Dechene A, Kodde C, Kathemann S, Treckmann J, Lainka E, Paul A, et al. Endoscopic treatment of pediatric post-transplant biliary complications is safe and effective. Dig Endosc. 2015;27(4):505-511 PubMedCrossrefWeb of ScienceGoogle Scholar
Tarantino I, Barresi L, Petridis I, Volpes R, Traina M, Gridelli B. Endoscopic treatment of biliary complications after liver transplantation. World J Gastroenterol. 2008;14(26):4185-9. PMCID: 2725380 PubMedWeb of ScienceCrossrefGoogle Scholar
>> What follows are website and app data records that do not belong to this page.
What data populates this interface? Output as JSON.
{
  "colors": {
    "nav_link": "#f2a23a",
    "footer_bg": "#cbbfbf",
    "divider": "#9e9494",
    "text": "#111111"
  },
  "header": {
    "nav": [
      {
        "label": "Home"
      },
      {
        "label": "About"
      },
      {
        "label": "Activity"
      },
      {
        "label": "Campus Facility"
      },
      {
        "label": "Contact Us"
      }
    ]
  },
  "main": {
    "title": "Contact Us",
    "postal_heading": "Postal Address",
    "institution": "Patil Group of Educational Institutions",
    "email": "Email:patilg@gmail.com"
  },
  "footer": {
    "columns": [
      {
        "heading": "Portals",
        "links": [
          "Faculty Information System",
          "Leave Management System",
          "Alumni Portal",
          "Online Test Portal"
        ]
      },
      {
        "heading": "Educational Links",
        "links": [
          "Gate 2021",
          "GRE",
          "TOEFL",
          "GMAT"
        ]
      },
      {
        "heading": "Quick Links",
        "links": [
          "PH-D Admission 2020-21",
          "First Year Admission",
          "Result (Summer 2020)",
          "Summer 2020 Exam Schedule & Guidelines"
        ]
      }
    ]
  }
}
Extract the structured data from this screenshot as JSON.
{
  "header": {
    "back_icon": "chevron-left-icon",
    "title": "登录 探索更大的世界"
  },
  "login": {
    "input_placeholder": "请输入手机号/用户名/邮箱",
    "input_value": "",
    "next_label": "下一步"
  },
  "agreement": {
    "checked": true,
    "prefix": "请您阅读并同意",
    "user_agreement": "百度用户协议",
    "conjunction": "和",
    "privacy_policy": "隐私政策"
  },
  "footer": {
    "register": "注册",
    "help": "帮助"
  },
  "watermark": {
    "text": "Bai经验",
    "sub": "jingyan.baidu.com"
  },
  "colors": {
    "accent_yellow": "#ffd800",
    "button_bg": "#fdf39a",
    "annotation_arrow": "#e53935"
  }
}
Morelli J, Mulcahy HE, Willner IR, Baliga P, Chavin KD, Patel R, et al. Endoscopic treatment of post-liver transplantation biliary leaks with stent placement across the leak site. Gastrointest Endosc. 2001;54(4):471-475 PubMedCrossrefGoogle Scholar
Polese L, Cillo U, Brolese A, Boccagni P, Neri D, Bassi D, et al. Endoscopic treatment of bile duct complications after orthotopic liver transplantation. Transplant Proc. 2007;39(6):1942-1944 PubMedCrossrefWeb of ScienceGoogle Scholar
Liao JZ, Zhao Q, Qin H, Li RX, Hou W, Li PY, et al. Endoscopic diagnosis and treatment of biliary leak in patients following liver transplantation: a prospective clinical study. Hepatobiliary Pancreat Dis Int. 2007;6(1):29-33 PubMedGoogle Scholar
Park JS, Kim MH, Lee SK, Seo DW, Lee SS, Han J, et al. Efficacy of endoscopic and percutaneous treatments for biliary complications after cadaveric and living donor liver transplantation. Gastrointest Endosc. 2003;57(1):78-85 PubMedCrossrefGoogle Scholar
Chahal P, Baron TH, Poterucha JJ, Rosen CB. Endoscopic retrograde cholangiography in post-orthotopic liver transplant population with Roux-en-Y biliary reconstruction. Liver Transpl. 2007;13(8):1168-1173 PubMedCrossrefGoogle Scholar
Tsujino T, Isayama H, Sugawara Y, Sasaki T, Kogure H, Nakai Y, et al. Endoscopic management of biliary complications after adult living donor liver transplantation. Am J Gastroenterol. 2006;101(10):2230-2236 Web of SciencePubMedCrossrefGoogle Scholar
Model for end-stage liver disease
Body mass index
endoscopic retrograde cholangiopancreatography
endoscopic nasobiliary drainage
About the article
Published Online: 2017-12-05
Conflict of interestConflict of interest statement: The authors have no conflicts of interest to disclose.